• Eddie Gamez

Headshots: Are You Falling Short?


I previously wrote a blog about the need for comedians to have a decent tape of their set. This particular piece got both positive and negative reactions. For the most part, comics know about the importance of having a good tape and understand it needs to emphasize a few key things before being shopped around. Others felt I was condescending or calling them out. Although no one was specifically referenced, I’m not flinching if the truth hurts someone’s feelings. These blogs are meant to be insightful and not to give anyone’s ego a false sense of hope.

Tapes are one of the basic necessities a comic needs to make their mark and the same goes for one other thing: headshots.

It amazes me to this day how many comics lack a quality headshot (new and veterans).

Why is it so important? I’ll tell you.

Headshots show your level of professionalism.

Comedy is one of those industries where there’s kind of a misconception that because it’s funny business comics can get away with being unprofessional. That’s not the case and this business is just as serious as any industry would be.

Professional headshots are an extension of your brand and part of the equation for selling yourself. For example, let’s say you’re submitting for representation; you’ve gained recognition on the scene that would constitute at least a meeting for potential representation. They ask you for a headshot and you send them an obvious selfie image you took from your smartphone or worse, you don’t have one to send. How can that be taken seriously? There’s a saying “be so undeniable that no one can say ‘no.’” Sure, talent is one thing and it can get you to a certain point, but professionalism is another thing and lacking basic necessities will be a turn off to any producer, agent, etc.

Why do so many comics lack headshots? Personally, the lack of headshots is a mystery to me. When I ask a comic for a headshot and they say they don’t have one, reasons range from not having time to do them, they can’t afford the cost, etc. These reasonings are just excuses in my opinion and not good enough. Would you tell a talent agent, booker, or casting director that? Probably not.

Even with something like cost, you don’t have to spend a fortune to get workable headshots that can be used for anything. I know a photographer that offers five professional, retouched headshots for a session in New York City at just $100. That’s an amazing bargain for what is being offered as “affordable” these days so there really is no excuse.

What should a headshot embody?

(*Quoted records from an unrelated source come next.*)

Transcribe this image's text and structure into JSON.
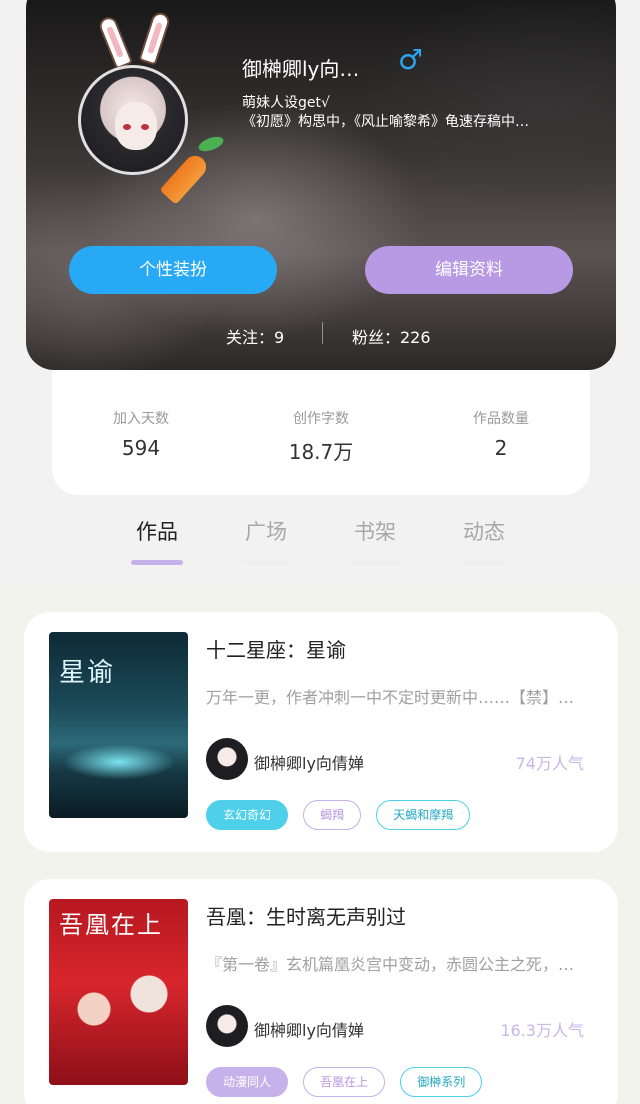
{
  "profile": {
    "username": "御榊卿ly向…",
    "gender_icon": "male-icon",
    "bio_line1": "萌妹人设get√",
    "bio_line2": "《初愿》构思中，《风止喻黎希》龟速存稿中…",
    "dress_button": "个性装扮",
    "edit_button": "编辑资料",
    "follow_text": "关注：9",
    "fans_text": "粉丝：226"
  },
  "stats": [
    {
      "label": "加入天数",
      "value": "594"
    },
    {
      "label": "创作字数",
      "value": "18.7万"
    },
    {
      "label": "作品数量",
      "value": "2"
    }
  ],
  "tabs": [
    {
      "label": "作品",
      "active": true
    },
    {
      "label": "广场",
      "active": false
    },
    {
      "label": "书架",
      "active": false
    },
    {
      "label": "动态",
      "active": false
    }
  ],
  "books": [
    {
      "title": "十二星座：星谕",
      "description": "万年一更，作者冲刺一中不定时更新中……【禁】…",
      "author": "御榊卿ly向倩婵",
      "popularity": "74万人气",
      "cover_text": "星谕",
      "tags": [
        "玄幻奇幻",
        "蝎羯",
        "天蝎和摩羯"
      ]
    },
    {
      "title": "吾凰：生时离无声别过",
      "description": "『第一卷』玄机篇凰炎宫中变动，赤圆公主之死，…",
      "author": "御榊卿ly向倩婵",
      "popularity": "16.3万人气",
      "cover_text": "吾凰在上",
      "tags": [
        "动漫同人",
        "吾凰在上",
        "御榊系列"
      ]
    }
  ],
  "colors": {
    "accent_blue": "#27a9f5",
    "accent_purple": "#b899e4",
    "tab_indicator": "#c7b1ea"
  }
}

Headshots don’t have to be extravagant and for the most part, a simple, straight forward shot will do. It helps to have options though. Maybe you want one to be “comedy specific” whereas as the others can be more versatile? The main elements you should have for a headshot are looking straight into the camera and nothing is in the way of your face. If you want to use props make sure they are at body level or are far enough away from the face that it doesn’t look like it’s an obstruction. Additionally, lighting should be balanced to where you can be seen clearly and the resolution must be intact.

They SHOULD NOT be black and white (it’s not your funeral) and you probably shouldn’t do distorted facial expressions. If you plan to have a distorted expression make sure you have other options to choose from.

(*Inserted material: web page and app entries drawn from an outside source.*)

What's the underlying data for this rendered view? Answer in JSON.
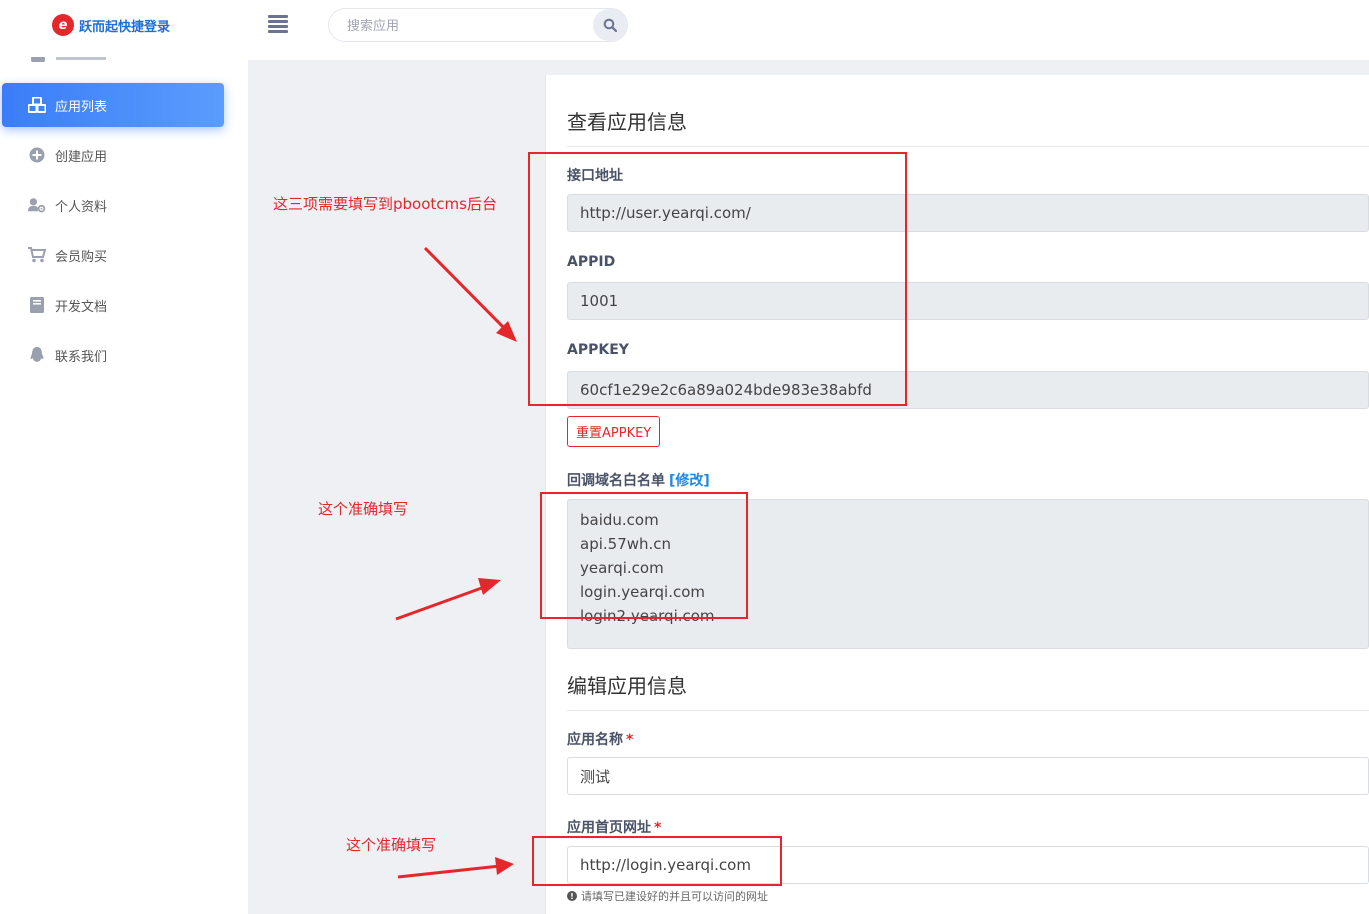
{
  "header": {
    "logo_glyph": "e",
    "app_title": "跃而起快捷登录",
    "search_placeholder": "搜索应用"
  },
  "sidebar": {
    "items": [
      {
        "label": "应用列表",
        "icon": "cubes-icon",
        "active": true
      },
      {
        "label": "创建应用",
        "icon": "plus-circle-icon",
        "active": false
      },
      {
        "label": "个人资料",
        "icon": "user-cog-icon",
        "active": false
      },
      {
        "label": "会员购买",
        "icon": "cart-icon",
        "active": false
      },
      {
        "label": "开发文档",
        "icon": "book-icon",
        "active": false
      },
      {
        "label": "联系我们",
        "icon": "qq-icon",
        "active": false
      }
    ]
  },
  "view_section": {
    "title": "查看应用信息",
    "api_url_label": "接口地址",
    "api_url_value": "http://user.yearqi.com/",
    "appid_label": "APPID",
    "appid_value": "1001",
    "appkey_label": "APPKEY",
    "appkey_value": "60cf1e29e2c6a89a024bde983e38abfd",
    "reset_button": "重置APPKEY",
    "whitelist_label": "回调域名白名单",
    "whitelist_edit": "[修改]",
    "whitelist_domains": [
      "baidu.com",
      "api.57wh.cn",
      "yearqi.com",
      "login.yearqi.com",
      "login2.yearqi.com"
    ]
  },
  "edit_section": {
    "title": "编辑应用信息",
    "name_label": "应用名称",
    "name_value": "测试",
    "homepage_label": "应用首页网址",
    "homepage_value": "http://login.yearqi.com",
    "required_mark": "*",
    "homepage_help": "请填写已建设好的并且可以访问的网址"
  },
  "annotations": {
    "note_top": "这三项需要填写到pbootcms后台",
    "note_whitelist": "这个准确填写",
    "note_homepage": "这个准确填写",
    "color": "#e5262b"
  },
  "colors": {
    "accent": "#3b7df8",
    "danger": "#e5262b",
    "link": "#1e88e5"
  }
}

It’s a real indicator of how far someone will go based on lacking something as simple as a headshot. It’s not only a necessity, but a basic responsibility for comics to have useable headshots (among other things). If you don’t then don’t be surprised if you can’t take your career to the next level.

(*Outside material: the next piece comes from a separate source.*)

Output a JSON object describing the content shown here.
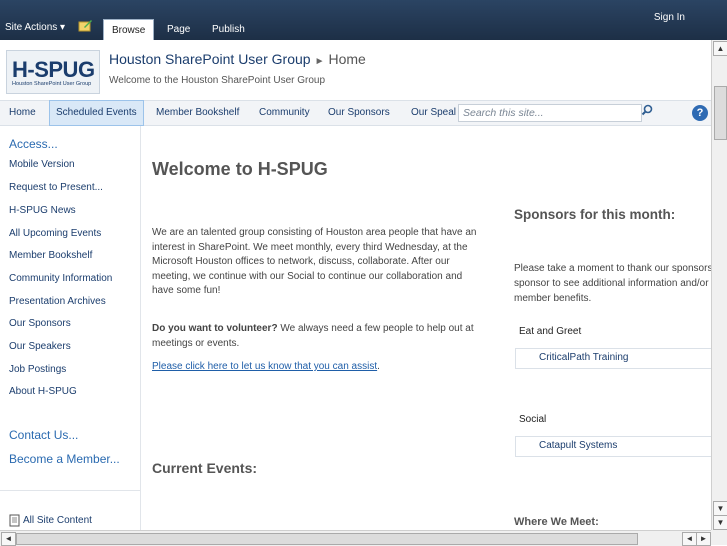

Got questions or something to add? Comment below and tell us your thoughts!

#headshots #sonjasoficom